Chopra’s research is dedicated to improving the safety of hospitalized patients through prevention of hospital-acquired complications. His work focuses on identifying and preventing complications associated with vascular access devices, with a particular emphasis on peripherally inserted central catheters (PICCs). Chopra’s research has informed national and international policies and guidelines related to vascular access in hospitalized patients. In a study published this spring in the journal BMJ Quality and Safety, he and his colleagues reported on how the Michigan Appropriateness Guide for Intravenous Catheters (MAGIC), a tool he created, led to reduced complications and improved outcomes for patients in over 50 Michigan hospitals. MAGIC is currently in use in hundreds of U.S. hospitals.
One of Chopra’s passions is mentorship and he has served as an active mentor to faculty, residents, medical students, and undergraduates who are interested in medical careers. His division oversees the educational activities of trainees in the internal medicine residency program in connection with general medicine hospital wards and other inpatient sites. He also has served as a mentor for physician scientists and oversees two fellowship positions for Hospital Medicine embedded within the National Clinician Scholars Program (formerly the RWJ Scholars program). In recognition of his efforts to mentor and train the next generation of physician scientists, he received the Distinguished Clinical and Translational Research Mentor Award by the Michigan Institute for Clinical Health Research in 2019.

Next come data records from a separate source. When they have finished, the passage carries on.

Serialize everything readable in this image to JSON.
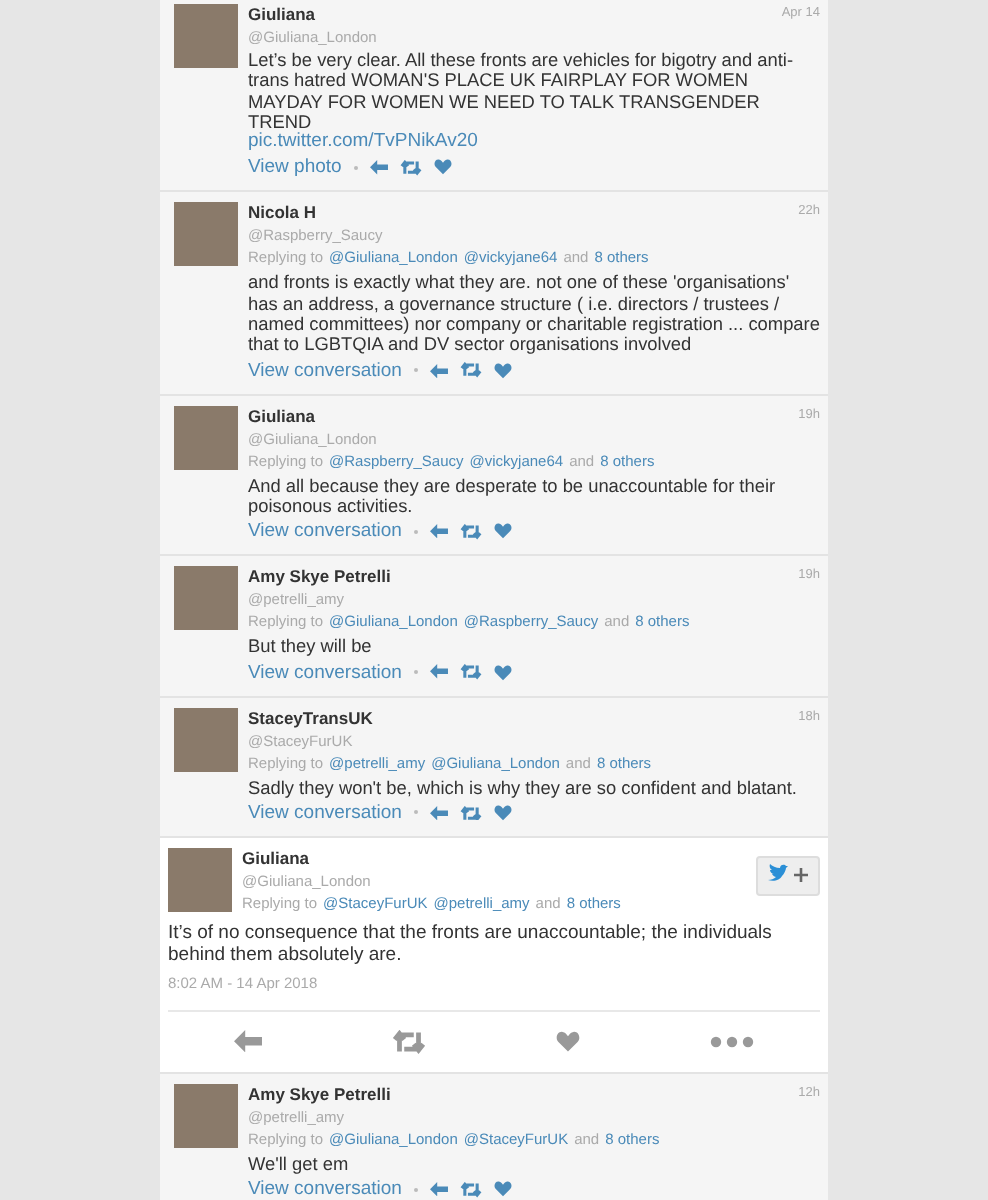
{
  "tweets": [
    {
      "kind": "reply",
      "name": "Giuliana",
      "handle": "@Giuliana_London",
      "time": "Apr 14",
      "text": "Let’s be very clear. All these fronts are vehicles for bigotry and anti-trans hatred WOMAN'S PLACE UK FAIRPLAY FOR WOMEN MAYDAY FOR WOMEN WE NEED TO TALK TRANSGENDER TREND",
      "link": "pic.twitter.com/TvPNikAv20",
      "view": "View photo"
    },
    {
      "kind": "reply",
      "name": "Nicola H",
      "handle": "@Raspberry_Saucy",
      "time": "22h",
      "replying": {
        "prefix": "Replying to",
        "mentions": [
          "@Giuliana_London",
          "@vickyjane64"
        ],
        "and": "and",
        "others": "8 others"
      },
      "text": "and fronts is exactly what they are. not one of these 'organisations' has an address, a governance structure ( i.e. directors / trustees / named committees) nor company or charitable registration ... compare that to LGBTQIA and DV sector organisations involved",
      "view": "View conversation"
    },
    {
      "kind": "reply",
      "name": "Giuliana",
      "handle": "@Giuliana_London",
      "time": "19h",
      "replying": {
        "prefix": "Replying to",
        "mentions": [
          "@Raspberry_Saucy",
          "@vickyjane64"
        ],
        "and": "and",
        "others": "8 others"
      },
      "text": "And all because they are desperate to be unaccountable for their poisonous activities.",
      "view": "View conversation"
    },
    {
      "kind": "reply",
      "name": "Amy Skye Petrelli",
      "handle": "@petrelli_amy",
      "time": "19h",
      "replying": {
        "prefix": "Replying to",
        "mentions": [
          "@Giuliana_London",
          "@Raspberry_Saucy"
        ],
        "and": "and",
        "others": "8 others"
      },
      "text": "But they will be",
      "view": "View conversation"
    },
    {
      "kind": "reply",
      "name": "StaceyTransUK",
      "handle": "@StaceyFurUK",
      "time": "18h",
      "replying": {
        "prefix": "Replying to",
        "mentions": [
          "@petrelli_amy",
          "@Giuliana_London"
        ],
        "and": "and",
        "others": "8 others"
      },
      "text": "Sadly they won't be, which is why they are so confident and blatant.",
      "view": "View conversation"
    },
    {
      "kind": "focused",
      "name": "Giuliana",
      "handle": "@Giuliana_London",
      "replying": {
        "prefix": "Replying to",
        "mentions": [
          "@StaceyFurUK",
          "@petrelli_amy"
        ],
        "and": "and",
        "others": "8 others"
      },
      "text": "It’s of no consequence that the fronts are unaccountable; the individuals behind them absolutely are.",
      "timestamp": "8:02 AM - 14 Apr 2018"
    },
    {
      "kind": "reply",
      "name": "Amy Skye Petrelli",
      "handle": "@petrelli_amy",
      "time": "12h",
      "replying": {
        "prefix": "Replying to",
        "mentions": [
          "@Giuliana_London",
          "@StaceyFurUK"
        ],
        "and": "and",
        "others": "8 others"
      },
      "text": "We'll get em",
      "view": "View conversation"
    }
  ]
}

He is the recipient of numerous teaching and research awards including the Kaiser Permanente Award for Clinical Teaching at the University of Michigan School of Medicine, the Jerome W. Conn Award for Outstanding Research in the Department of Medicine, the Society of Hospital Medicine Excellence in Research Award, and the McDevitt Award for Research Excellence.
Chopra’s father was a diplomat and an ambassador from India to many countries. As a child, Chopra attended elementary school in Paris, middle school in Cairo, and high school in Japan. He speaks seven languages and continues to partner with many universities in countries where he previously lived.
Chopra said he is excited by the opportunity to work with the CU School of Medicine faculty and staff and to continue building strong partnerships with the university’s clinical, research, and community partners.
“As a leader, I focus on service, collaboration, accessibility, and transparency,” said Chopra. “I believe the best leaders are enablers and achieve success by helping those they lead reach their full potential. As an immigrant, I uniquely understand the value that diversity of views, people, ideas, and culture bring to guiding decisions and strategy.
“I also recognize that ideal leaders must not be ‘top down’ but, rather, must lead from within – which is why I am proud to still serve as a rank-and-file hospitalist. I look forward to bringing my unique blend of clinical, scholarly, and mentoring expertise to CU and the Department of Medicine. I am thrilled about the possibilities that are ahead and hope to take the research, programmatic, and clinical standing of the department to new heights.”
Chopra succeeds David Schwartz, MD, who has been department chair since 2011. Schwartz remains on CU School of Medicine faculty as a professor of medicine.